YOUR OBJECTIVE: For each line below that holds "kind", return the line as it stands.

(Beginning of DATA PROVIDED)

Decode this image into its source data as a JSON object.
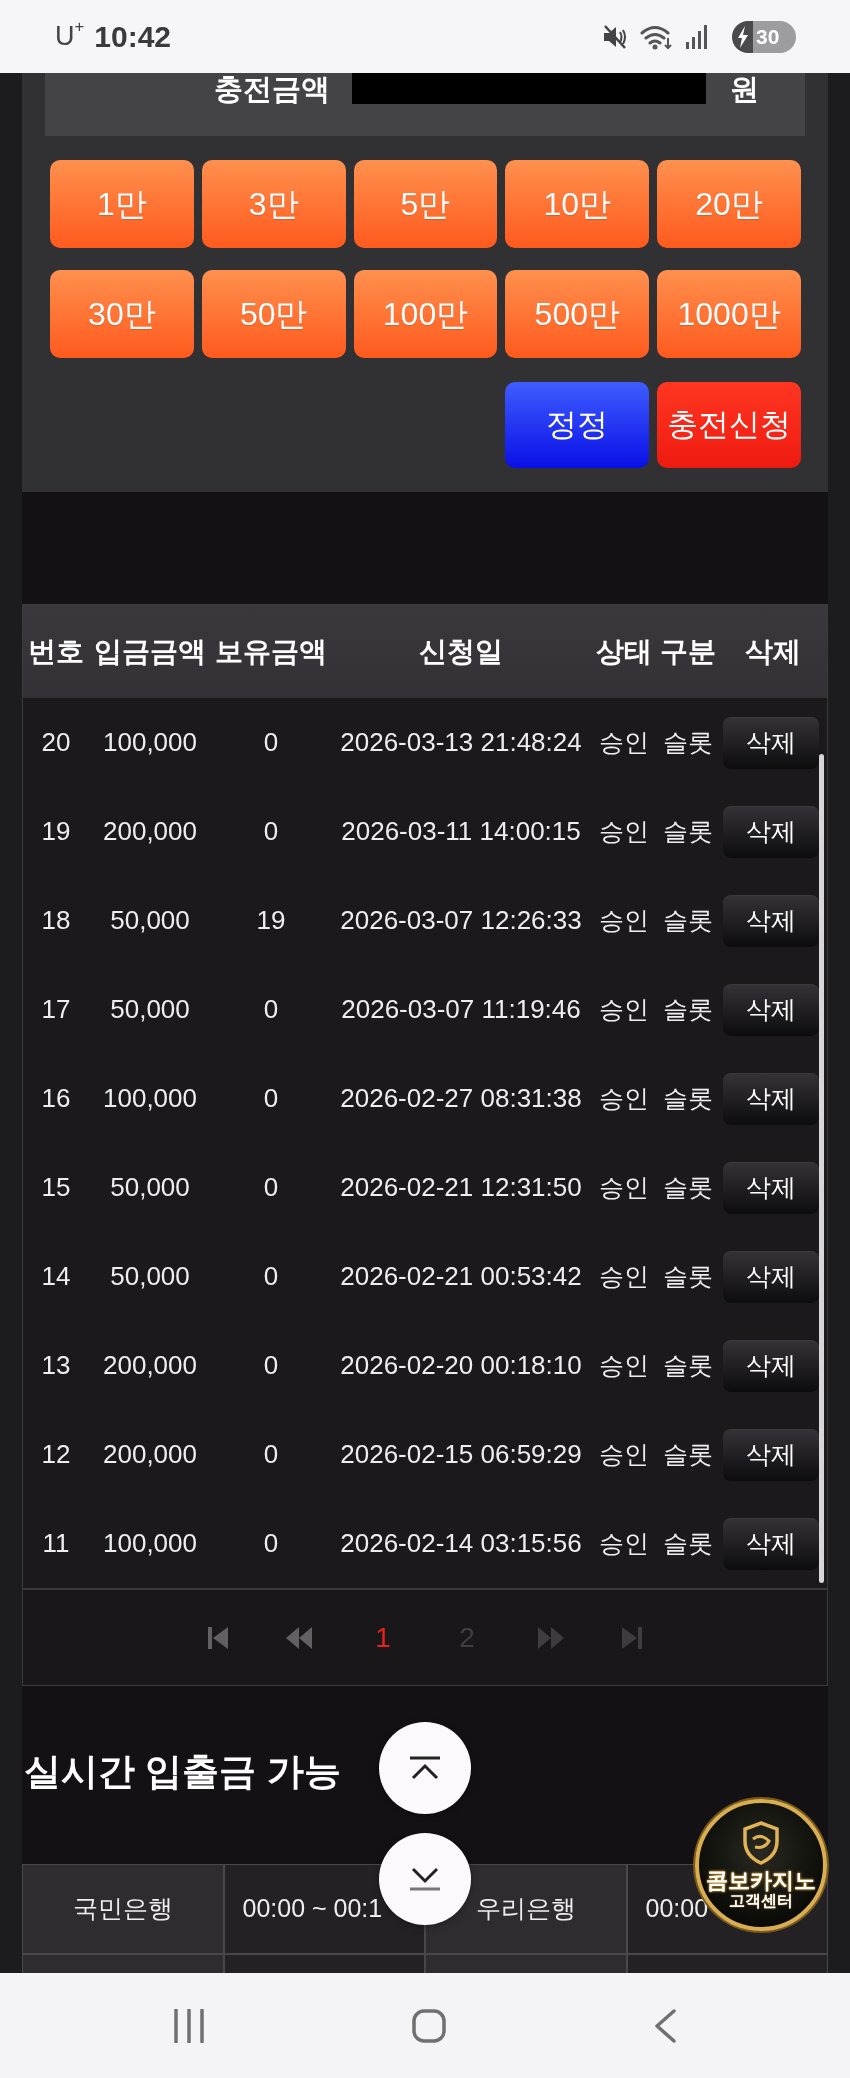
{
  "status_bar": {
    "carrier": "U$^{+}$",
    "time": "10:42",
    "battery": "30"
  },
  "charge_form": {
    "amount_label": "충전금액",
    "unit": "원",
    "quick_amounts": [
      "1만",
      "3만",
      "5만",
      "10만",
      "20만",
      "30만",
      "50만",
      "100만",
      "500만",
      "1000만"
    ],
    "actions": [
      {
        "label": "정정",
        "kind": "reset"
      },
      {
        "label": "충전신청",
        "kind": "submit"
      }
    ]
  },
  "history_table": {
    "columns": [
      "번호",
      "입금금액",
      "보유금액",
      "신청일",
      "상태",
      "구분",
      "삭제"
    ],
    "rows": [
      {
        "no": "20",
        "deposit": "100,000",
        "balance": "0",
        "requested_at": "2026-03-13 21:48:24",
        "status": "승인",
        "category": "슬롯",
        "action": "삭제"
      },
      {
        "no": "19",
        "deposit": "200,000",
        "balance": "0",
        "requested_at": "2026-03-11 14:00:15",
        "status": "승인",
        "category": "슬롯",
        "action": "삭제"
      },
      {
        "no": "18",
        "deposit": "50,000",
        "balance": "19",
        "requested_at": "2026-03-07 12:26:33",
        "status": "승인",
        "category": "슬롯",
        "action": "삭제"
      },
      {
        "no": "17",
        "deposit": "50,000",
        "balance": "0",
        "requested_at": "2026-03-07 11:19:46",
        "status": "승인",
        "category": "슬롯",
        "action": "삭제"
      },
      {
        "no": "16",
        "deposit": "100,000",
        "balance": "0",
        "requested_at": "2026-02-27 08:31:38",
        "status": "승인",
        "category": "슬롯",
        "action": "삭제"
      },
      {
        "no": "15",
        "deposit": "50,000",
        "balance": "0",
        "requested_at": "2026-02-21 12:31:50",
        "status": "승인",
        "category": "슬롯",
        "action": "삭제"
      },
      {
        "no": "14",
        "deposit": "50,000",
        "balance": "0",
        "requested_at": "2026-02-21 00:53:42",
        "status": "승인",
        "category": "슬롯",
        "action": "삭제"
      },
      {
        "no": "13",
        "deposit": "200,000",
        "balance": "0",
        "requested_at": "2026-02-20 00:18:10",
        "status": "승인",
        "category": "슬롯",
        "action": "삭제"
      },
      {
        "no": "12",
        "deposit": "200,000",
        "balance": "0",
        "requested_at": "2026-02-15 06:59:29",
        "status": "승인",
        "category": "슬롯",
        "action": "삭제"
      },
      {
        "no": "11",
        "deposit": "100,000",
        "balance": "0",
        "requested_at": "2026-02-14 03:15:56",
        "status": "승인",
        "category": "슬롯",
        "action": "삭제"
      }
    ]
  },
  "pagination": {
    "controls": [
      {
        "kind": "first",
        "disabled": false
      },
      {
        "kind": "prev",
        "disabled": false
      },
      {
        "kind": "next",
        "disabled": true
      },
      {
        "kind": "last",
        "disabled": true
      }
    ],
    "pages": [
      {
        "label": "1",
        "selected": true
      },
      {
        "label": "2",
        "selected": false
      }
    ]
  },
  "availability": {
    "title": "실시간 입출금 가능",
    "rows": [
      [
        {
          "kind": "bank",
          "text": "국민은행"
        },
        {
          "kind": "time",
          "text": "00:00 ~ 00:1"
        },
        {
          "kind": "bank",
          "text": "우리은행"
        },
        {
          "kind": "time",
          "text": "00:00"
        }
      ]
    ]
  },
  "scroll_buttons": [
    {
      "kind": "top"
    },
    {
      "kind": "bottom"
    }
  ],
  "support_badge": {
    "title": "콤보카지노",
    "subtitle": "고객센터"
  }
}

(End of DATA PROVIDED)

RESPONSE TO THIS TASK:
        "kind": "reset"
        "kind": "submit"
        "kind": "first",
        "kind": "prev",
        "kind": "next",
        "kind": "last",
          "kind": "bank",
          "kind": "time",
          "kind": "bank",
          "kind": "time",
      "kind": "top"
      "kind": "bottom"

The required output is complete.